> _What you need to do_
Return the lines below that contain the word "ارزیابی".

(Stored records)
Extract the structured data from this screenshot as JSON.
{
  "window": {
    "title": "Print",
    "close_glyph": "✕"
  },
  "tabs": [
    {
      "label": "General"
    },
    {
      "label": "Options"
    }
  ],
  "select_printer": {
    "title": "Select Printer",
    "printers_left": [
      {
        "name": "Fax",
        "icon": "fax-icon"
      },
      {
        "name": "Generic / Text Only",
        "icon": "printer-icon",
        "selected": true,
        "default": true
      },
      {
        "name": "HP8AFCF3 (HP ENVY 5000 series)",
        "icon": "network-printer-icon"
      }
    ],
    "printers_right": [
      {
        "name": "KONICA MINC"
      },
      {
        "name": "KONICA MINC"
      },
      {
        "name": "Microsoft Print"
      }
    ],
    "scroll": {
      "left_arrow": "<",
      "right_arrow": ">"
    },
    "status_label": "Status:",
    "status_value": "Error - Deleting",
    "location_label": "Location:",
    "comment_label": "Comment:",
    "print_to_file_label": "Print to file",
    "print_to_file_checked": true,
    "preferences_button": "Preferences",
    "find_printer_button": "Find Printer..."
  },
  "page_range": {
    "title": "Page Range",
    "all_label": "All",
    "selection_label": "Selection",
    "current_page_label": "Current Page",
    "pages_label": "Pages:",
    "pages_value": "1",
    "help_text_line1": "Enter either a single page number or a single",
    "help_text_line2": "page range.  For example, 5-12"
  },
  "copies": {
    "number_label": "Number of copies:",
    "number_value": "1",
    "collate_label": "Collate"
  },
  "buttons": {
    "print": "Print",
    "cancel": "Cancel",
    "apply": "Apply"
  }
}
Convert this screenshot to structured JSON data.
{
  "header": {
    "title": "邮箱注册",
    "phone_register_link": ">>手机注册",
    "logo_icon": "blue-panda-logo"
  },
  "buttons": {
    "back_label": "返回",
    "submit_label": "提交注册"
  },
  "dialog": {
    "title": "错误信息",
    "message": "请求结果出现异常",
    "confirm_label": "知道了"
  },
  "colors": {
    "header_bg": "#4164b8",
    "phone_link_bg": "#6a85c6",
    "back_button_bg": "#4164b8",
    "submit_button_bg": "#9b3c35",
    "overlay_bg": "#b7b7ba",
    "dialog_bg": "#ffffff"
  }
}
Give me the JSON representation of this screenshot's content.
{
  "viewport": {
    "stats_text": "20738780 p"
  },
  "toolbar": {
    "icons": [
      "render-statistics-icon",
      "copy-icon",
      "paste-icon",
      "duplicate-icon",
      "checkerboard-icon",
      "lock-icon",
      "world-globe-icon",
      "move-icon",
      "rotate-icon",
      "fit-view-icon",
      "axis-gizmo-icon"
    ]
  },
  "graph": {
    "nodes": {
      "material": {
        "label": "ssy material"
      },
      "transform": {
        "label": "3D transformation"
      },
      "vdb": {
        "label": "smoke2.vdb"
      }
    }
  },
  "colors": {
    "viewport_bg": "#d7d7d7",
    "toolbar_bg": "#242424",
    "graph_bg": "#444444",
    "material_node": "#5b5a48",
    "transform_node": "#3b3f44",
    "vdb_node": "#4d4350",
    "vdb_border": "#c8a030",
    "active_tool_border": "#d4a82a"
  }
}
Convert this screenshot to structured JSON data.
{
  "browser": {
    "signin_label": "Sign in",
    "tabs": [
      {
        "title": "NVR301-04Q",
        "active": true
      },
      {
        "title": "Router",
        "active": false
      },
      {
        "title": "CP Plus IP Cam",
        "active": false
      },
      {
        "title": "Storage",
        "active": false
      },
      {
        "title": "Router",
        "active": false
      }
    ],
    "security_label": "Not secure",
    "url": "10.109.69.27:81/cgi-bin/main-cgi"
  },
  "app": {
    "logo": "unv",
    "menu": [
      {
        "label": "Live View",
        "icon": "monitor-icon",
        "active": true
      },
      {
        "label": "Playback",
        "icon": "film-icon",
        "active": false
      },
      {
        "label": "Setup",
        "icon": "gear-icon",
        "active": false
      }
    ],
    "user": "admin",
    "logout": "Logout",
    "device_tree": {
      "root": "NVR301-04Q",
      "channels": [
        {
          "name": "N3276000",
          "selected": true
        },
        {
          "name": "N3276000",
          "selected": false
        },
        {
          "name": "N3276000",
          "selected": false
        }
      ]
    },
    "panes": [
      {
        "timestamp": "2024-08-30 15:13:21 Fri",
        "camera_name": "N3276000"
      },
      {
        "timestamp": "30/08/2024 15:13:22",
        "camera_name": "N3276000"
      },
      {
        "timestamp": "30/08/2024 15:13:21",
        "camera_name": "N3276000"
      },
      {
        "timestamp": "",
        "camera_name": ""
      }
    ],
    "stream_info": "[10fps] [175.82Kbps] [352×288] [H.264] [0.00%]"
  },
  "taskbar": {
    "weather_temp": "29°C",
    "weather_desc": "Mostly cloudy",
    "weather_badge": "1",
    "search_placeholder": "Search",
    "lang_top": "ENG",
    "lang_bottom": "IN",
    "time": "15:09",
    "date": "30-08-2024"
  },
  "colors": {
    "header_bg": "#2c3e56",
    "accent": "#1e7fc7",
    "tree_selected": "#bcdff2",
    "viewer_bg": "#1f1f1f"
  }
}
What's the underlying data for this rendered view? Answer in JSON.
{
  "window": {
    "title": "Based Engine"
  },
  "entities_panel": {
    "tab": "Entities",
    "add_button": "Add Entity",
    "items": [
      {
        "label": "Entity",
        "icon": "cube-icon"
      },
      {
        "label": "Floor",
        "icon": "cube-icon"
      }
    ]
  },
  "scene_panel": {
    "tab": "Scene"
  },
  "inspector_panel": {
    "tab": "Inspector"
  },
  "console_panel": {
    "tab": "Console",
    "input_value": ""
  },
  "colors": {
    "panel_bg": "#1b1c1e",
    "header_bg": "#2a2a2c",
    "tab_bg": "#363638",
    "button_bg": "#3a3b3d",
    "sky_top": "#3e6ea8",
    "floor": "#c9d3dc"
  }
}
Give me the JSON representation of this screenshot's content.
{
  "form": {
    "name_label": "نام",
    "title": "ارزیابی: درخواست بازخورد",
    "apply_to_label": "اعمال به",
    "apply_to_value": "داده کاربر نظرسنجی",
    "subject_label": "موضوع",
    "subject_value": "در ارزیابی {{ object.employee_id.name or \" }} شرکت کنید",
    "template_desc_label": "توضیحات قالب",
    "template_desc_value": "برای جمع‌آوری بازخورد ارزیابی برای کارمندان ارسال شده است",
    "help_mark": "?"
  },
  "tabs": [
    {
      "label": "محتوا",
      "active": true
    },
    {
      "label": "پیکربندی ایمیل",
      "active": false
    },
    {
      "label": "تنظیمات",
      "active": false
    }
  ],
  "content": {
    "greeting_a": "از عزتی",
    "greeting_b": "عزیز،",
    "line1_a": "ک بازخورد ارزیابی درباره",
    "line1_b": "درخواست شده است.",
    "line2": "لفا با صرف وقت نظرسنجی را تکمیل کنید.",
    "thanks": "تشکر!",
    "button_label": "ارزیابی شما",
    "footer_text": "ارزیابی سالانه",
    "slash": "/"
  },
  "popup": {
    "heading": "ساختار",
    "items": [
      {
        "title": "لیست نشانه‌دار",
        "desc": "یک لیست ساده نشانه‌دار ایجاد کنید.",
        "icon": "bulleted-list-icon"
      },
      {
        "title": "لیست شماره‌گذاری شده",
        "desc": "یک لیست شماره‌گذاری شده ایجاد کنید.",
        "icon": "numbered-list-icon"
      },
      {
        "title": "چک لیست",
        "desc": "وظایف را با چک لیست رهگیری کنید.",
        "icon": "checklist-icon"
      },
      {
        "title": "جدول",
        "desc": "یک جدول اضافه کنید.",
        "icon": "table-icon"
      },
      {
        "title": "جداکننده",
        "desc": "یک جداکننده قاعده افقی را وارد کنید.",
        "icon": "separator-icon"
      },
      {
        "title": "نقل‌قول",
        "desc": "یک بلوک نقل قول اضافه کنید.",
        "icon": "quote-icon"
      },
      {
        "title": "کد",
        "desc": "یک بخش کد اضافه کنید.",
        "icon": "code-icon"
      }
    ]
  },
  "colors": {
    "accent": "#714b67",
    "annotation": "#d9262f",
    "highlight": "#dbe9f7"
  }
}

> _Task answer_
    "title": "ارزیابی: درخواست بازخورد",
    "subject_value": "در ارزیابی {{ object.employee_id.name or \" }} شرکت کنید",
    "template_desc_value": "برای جمع‌آوری بازخورد ارزیابی برای کارمندان ارسال شده است",
    "line1_a": "ک بازخورد ارزیابی درباره",
    "button_label": "ارزیابی شما",
    "footer_text": "ارزیابی سالانه",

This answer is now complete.